EXERCISE BRIEF: Look through the listing and report every line that has "icon" in it.

MATERIAL SHOWN:
——

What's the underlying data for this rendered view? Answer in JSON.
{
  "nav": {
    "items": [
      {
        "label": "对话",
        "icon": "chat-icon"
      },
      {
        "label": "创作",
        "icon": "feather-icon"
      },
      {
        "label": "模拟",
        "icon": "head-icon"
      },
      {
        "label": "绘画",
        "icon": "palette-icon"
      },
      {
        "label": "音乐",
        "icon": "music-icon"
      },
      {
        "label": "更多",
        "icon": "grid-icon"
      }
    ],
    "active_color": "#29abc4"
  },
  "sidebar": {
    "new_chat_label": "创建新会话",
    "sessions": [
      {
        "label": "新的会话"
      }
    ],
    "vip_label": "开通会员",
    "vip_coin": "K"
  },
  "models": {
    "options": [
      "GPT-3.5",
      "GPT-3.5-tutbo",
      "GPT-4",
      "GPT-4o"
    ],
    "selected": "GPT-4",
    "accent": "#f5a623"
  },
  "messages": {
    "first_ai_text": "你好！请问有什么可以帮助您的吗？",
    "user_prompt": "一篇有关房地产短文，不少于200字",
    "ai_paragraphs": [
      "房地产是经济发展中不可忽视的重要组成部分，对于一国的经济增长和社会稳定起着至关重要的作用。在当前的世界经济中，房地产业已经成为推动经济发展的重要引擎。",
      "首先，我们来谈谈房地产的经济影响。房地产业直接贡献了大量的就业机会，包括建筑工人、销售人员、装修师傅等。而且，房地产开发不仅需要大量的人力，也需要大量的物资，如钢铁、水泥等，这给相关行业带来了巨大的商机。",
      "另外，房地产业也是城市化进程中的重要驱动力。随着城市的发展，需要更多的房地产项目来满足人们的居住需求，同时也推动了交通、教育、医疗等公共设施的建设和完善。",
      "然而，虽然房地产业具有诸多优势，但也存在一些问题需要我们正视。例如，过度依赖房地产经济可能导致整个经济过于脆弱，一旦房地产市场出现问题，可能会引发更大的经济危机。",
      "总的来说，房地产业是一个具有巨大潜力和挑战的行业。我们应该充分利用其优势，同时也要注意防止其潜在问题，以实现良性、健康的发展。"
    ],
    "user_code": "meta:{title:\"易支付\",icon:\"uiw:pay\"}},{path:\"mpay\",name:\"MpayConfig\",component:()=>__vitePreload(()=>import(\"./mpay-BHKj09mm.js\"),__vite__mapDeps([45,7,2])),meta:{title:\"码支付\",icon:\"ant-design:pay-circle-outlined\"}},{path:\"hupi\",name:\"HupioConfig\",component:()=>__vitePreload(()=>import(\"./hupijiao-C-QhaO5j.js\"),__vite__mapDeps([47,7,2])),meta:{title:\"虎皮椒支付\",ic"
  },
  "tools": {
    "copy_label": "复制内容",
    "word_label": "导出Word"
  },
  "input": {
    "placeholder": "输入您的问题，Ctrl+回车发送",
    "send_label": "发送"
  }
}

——

EXERCISE ANSWER:
        "icon": "chat-icon"
        "icon": "feather-icon"
        "icon": "head-icon"
        "icon": "palette-icon"
        "icon": "music-icon"
        "icon": "grid-icon"
    "user_code": "meta:{title:\"易支付\",icon:\"uiw:pay\"}},{path:\"mpay\",name:\"MpayConfig\",component:()=>__vitePreload(()=>import(\"./mpay-BHKj09mm.js\"),__vite__mapDeps([45,7,2])),meta:{title:\"码支付\",icon:\"ant-design:pay-circle-outlined\"}},{path:\"hupi\",name:\"HupioConfig\",component:()=>__vitePreload(()=>import(\"./hupijiao-C-QhaO5j.js\"),__vite__mapDeps([47,7,2])),meta:{title:\"虎皮椒支付\",ic"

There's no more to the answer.